#### To do:
Give the number of lines in the material below where the word "Shader" shows up, without anything else.

(Beginning of Exercise data)

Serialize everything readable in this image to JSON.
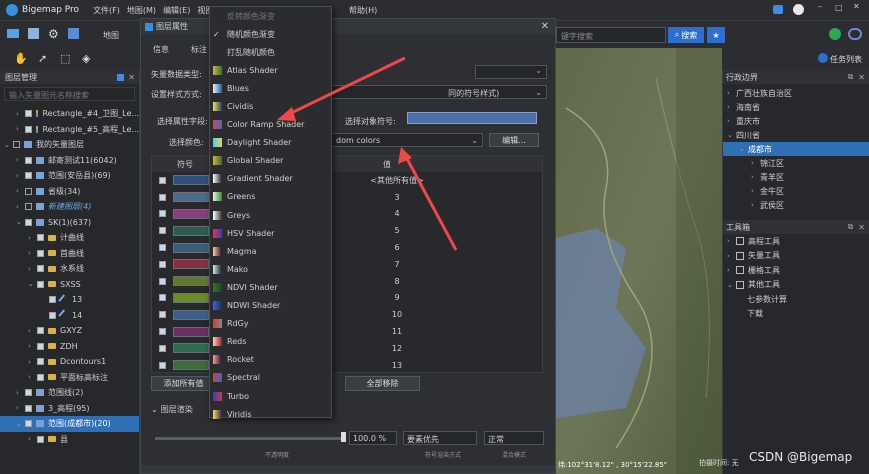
{
  "app": {
    "name": "Bigemap Pro",
    "menus": [
      "文件(F)",
      "地图(M)",
      "编辑(E)",
      "视图(V)",
      "帮助(H)"
    ]
  },
  "toolbar": {
    "map_label": "地图",
    "search_placeholder": "键字搜索",
    "search_btn": "搜索",
    "measure": "测量",
    "task_list": "任务列表",
    "accent": "#2d6fd0"
  },
  "left_panel": {
    "title": "图层管理",
    "search_placeholder": "输入矢量图元名称搜索",
    "items": [
      {
        "label": "Rectangle_#4_卫图_Le...",
        "indent": 1,
        "checked": true,
        "arrow": "›",
        "icon": "img"
      },
      {
        "label": "Rectangle_#5_高程_Le...",
        "indent": 1,
        "checked": true,
        "arrow": "›",
        "icon": "img"
      },
      {
        "label": "我的矢量图层",
        "indent": 0,
        "checked": false,
        "arrow": "⌄",
        "icon": "layer"
      },
      {
        "label": "邮寄测试11(6042)",
        "indent": 1,
        "checked": true,
        "arrow": "›",
        "icon": "layer"
      },
      {
        "label": "范围(安岳县)(69)",
        "indent": 1,
        "checked": true,
        "arrow": "›",
        "icon": "layer"
      },
      {
        "label": "省级(34)",
        "indent": 1,
        "checked": false,
        "arrow": "›",
        "icon": "layer"
      },
      {
        "label": "新建图层(4)",
        "indent": 1,
        "checked": false,
        "arrow": "›",
        "icon": "layer",
        "italic": true
      },
      {
        "label": "SK(1)(637)",
        "indent": 1,
        "checked": true,
        "arrow": "⌄",
        "icon": "layer"
      },
      {
        "label": "计曲线",
        "indent": 2,
        "checked": true,
        "arrow": "›",
        "icon": "folder"
      },
      {
        "label": "首曲线",
        "indent": 2,
        "checked": true,
        "arrow": "›",
        "icon": "folder"
      },
      {
        "label": "水系线",
        "indent": 2,
        "checked": true,
        "arrow": "›",
        "icon": "folder"
      },
      {
        "label": "SXSS",
        "indent": 2,
        "checked": true,
        "arrow": "⌄",
        "icon": "folder"
      },
      {
        "label": "13",
        "indent": 3,
        "checked": true,
        "arrow": "",
        "icon": "line"
      },
      {
        "label": "14",
        "indent": 3,
        "checked": true,
        "arrow": "",
        "icon": "line"
      },
      {
        "label": "GXYZ",
        "indent": 2,
        "checked": true,
        "arrow": "›",
        "icon": "folder"
      },
      {
        "label": "ZDH",
        "indent": 2,
        "checked": true,
        "arrow": "›",
        "icon": "folder"
      },
      {
        "label": "Dcontours1",
        "indent": 2,
        "checked": true,
        "arrow": "›",
        "icon": "folder"
      },
      {
        "label": "平面标高标注",
        "indent": 2,
        "checked": true,
        "arrow": "›",
        "icon": "folder"
      },
      {
        "label": "范围线(2)",
        "indent": 1,
        "checked": true,
        "arrow": "›",
        "icon": "layer"
      },
      {
        "label": "3_高程(95)",
        "indent": 1,
        "checked": true,
        "arrow": "›",
        "icon": "layer"
      },
      {
        "label": "范围(成都市)(20)",
        "indent": 1,
        "checked": true,
        "arrow": "⌄",
        "icon": "layer",
        "selected": true
      },
      {
        "label": "县",
        "indent": 2,
        "checked": true,
        "arrow": "›",
        "icon": "folder"
      }
    ]
  },
  "dialog": {
    "title": "图层属性",
    "tabs": [
      "信息",
      "标注"
    ],
    "label_data_type": "矢量数据类型:",
    "label_style": "设置样式方式:",
    "label_field": "选择属性字段:",
    "label_color": "选择颜色:",
    "style_value_suffix": "同的符号样式)",
    "field_symbol_label": "选择对象符号:",
    "color_value": "dom colors",
    "edit_btn": "编辑...",
    "col_symbol": "符号",
    "col_value": "值",
    "rows": [
      {
        "color": "#2d4f7a",
        "value": "<其他所有值>"
      },
      {
        "color": "#4b6b86",
        "value": "3"
      },
      {
        "color": "#8a3d7a",
        "value": "4"
      },
      {
        "color": "#2f5a52",
        "value": "5"
      },
      {
        "color": "#3a5f7a",
        "value": "6"
      },
      {
        "color": "#8a2e44",
        "value": "7"
      },
      {
        "color": "#5e7a30",
        "value": "8"
      },
      {
        "color": "#6f8a2a",
        "value": "9"
      },
      {
        "color": "#3e5e8a",
        "value": "10"
      },
      {
        "color": "#6a2f5e",
        "value": "11"
      },
      {
        "color": "#2f6b4e",
        "value": "12"
      },
      {
        "color": "#3f6a3a",
        "value": "13"
      }
    ],
    "add_all_btn": "添加所有值",
    "remove_all_btn": "全部移除",
    "render_label": "图层渲染",
    "opacity": "100.0 %",
    "opacity_label": "不透明度",
    "symbol_order": "要素优先",
    "symbol_order_label": "符号渲染方式",
    "blend": "正常",
    "blend_label": "混合模式"
  },
  "dropdown": {
    "items": [
      {
        "label": "反转颜色渐变",
        "kind": "disabled"
      },
      {
        "label": "随机颜色渐变",
        "kind": "check"
      },
      {
        "label": "打乱随机颜色",
        "kind": "text"
      },
      {
        "label": "Atlas Shader",
        "kind": "color",
        "c1": "#d4b23c",
        "c2": "#3a6b3a"
      },
      {
        "label": "Blues",
        "kind": "color",
        "c1": "#e8f0fa",
        "c2": "#2b5fa8"
      },
      {
        "label": "Cividis",
        "kind": "color",
        "c1": "#f4e04a",
        "c2": "#2a3c6a"
      },
      {
        "label": "Color Ramp Shader",
        "kind": "color",
        "c1": "#d44",
        "c2": "#3a6fd0"
      },
      {
        "label": "Daylight Shader",
        "kind": "color",
        "c1": "#4ad0f0",
        "c2": "#f0d04a"
      },
      {
        "label": "Global Shader",
        "kind": "color",
        "c1": "#d4b23c",
        "c2": "#3a6b3a"
      },
      {
        "label": "Gradient Shader",
        "kind": "color",
        "c1": "#ffffff",
        "c2": "#222222"
      },
      {
        "label": "Greens",
        "kind": "color",
        "c1": "#e6f5e0",
        "c2": "#2e8a3a"
      },
      {
        "label": "Greys",
        "kind": "color",
        "c1": "#ffffff",
        "c2": "#333333"
      },
      {
        "label": "HSV Shader",
        "kind": "color",
        "c1": "#e33",
        "c2": "#33e"
      },
      {
        "label": "Magma",
        "kind": "color",
        "c1": "#fcd08a",
        "c2": "#2a0a3a"
      },
      {
        "label": "Mako",
        "kind": "color",
        "c1": "#cdeedc",
        "c2": "#1a1a3a"
      },
      {
        "label": "NDVI Shader",
        "kind": "color",
        "c1": "#2a7a2a",
        "c2": "#1a4a1a"
      },
      {
        "label": "NDWI Shader",
        "kind": "color",
        "c1": "#3a6aca",
        "c2": "#1a2a6a"
      },
      {
        "label": "RdGy",
        "kind": "color",
        "c1": "#d43a3a",
        "c2": "#888888"
      },
      {
        "label": "Reds",
        "kind": "color",
        "c1": "#fbd0c0",
        "c2": "#b01a1a"
      },
      {
        "label": "Rocket",
        "kind": "color",
        "c1": "#f0a080",
        "c2": "#3a0a2a"
      },
      {
        "label": "Spectral",
        "kind": "color",
        "c1": "#d43a3a",
        "c2": "#3a6aca"
      },
      {
        "label": "Turbo",
        "kind": "color",
        "c1": "#3a3aca",
        "c2": "#ca3a3a"
      },
      {
        "label": "Viridis",
        "kind": "color",
        "c1": "#f4e04a",
        "c2": "#3a1a5a"
      }
    ]
  },
  "right_panel": {
    "admin_title": "行政边界",
    "admin_items": [
      {
        "label": "广西壮族自治区",
        "indent": 0,
        "arrow": "›"
      },
      {
        "label": "海南省",
        "indent": 0,
        "arrow": "›"
      },
      {
        "label": "重庆市",
        "indent": 0,
        "arrow": "›"
      },
      {
        "label": "四川省",
        "indent": 0,
        "arrow": "⌄"
      },
      {
        "label": "成都市",
        "indent": 1,
        "arrow": "⌄",
        "selected": true
      },
      {
        "label": "锦江区",
        "indent": 2,
        "arrow": "›"
      },
      {
        "label": "青羊区",
        "indent": 2,
        "arrow": "›"
      },
      {
        "label": "金牛区",
        "indent": 2,
        "arrow": "›"
      },
      {
        "label": "武侯区",
        "indent": 2,
        "arrow": "›"
      }
    ],
    "toolbox_title": "工具箱",
    "toolbox_items": [
      {
        "label": "高程工具",
        "arrow": "›"
      },
      {
        "label": "矢量工具",
        "arrow": "›"
      },
      {
        "label": "栅格工具",
        "arrow": "›"
      },
      {
        "label": "其他工具",
        "arrow": "⌄"
      }
    ],
    "tool_sub": [
      "七参数计算",
      "下载"
    ]
  },
  "status": {
    "coords": "纬:102°31'8.12\" , 30°15'22.85\"",
    "zoom": "拍摄时间: 无"
  },
  "watermark": "CSDN @Bigemap"
}
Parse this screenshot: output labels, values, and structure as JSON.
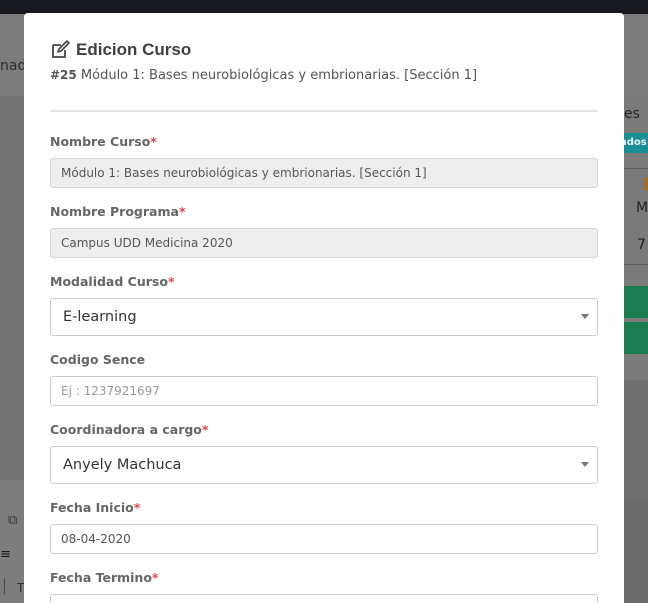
{
  "background": {
    "left_text": "nad",
    "right_text": "es",
    "right_badge": "ados",
    "right_m": "M",
    "right_7": "7",
    "bottom_text": "T"
  },
  "modal": {
    "title": "Edicion Curso",
    "course_number": "#25",
    "course_name": "Módulo 1: Bases neurobiológicas y embrionarias. [Sección 1]",
    "title_icon": "edit-icon"
  },
  "fields": {
    "nombre_curso": {
      "label": "Nombre Curso",
      "required": "*",
      "value": "Módulo 1: Bases neurobiológicas y embrionarias. [Sección 1]"
    },
    "nombre_programa": {
      "label": "Nombre Programa",
      "required": "*",
      "value": "Campus UDD Medicina 2020"
    },
    "modalidad_curso": {
      "label": "Modalidad Curso",
      "required": "*",
      "value": "E-learning"
    },
    "codigo_sence": {
      "label": "Codigo Sence",
      "placeholder": "Ej : 1237921697",
      "value": ""
    },
    "coordinadora": {
      "label": "Coordinadora a cargo",
      "required": "*",
      "value": "Anyely Machuca"
    },
    "fecha_inicio": {
      "label": "Fecha Inicio",
      "required": "*",
      "value": "08-04-2020"
    },
    "fecha_termino": {
      "label": "Fecha Termino",
      "required": "*",
      "value": ""
    }
  },
  "colors": {
    "required": "#e04848",
    "badge": "#1a8f96",
    "green_button": "#1c7d54"
  }
}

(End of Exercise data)

#### Written solution:
8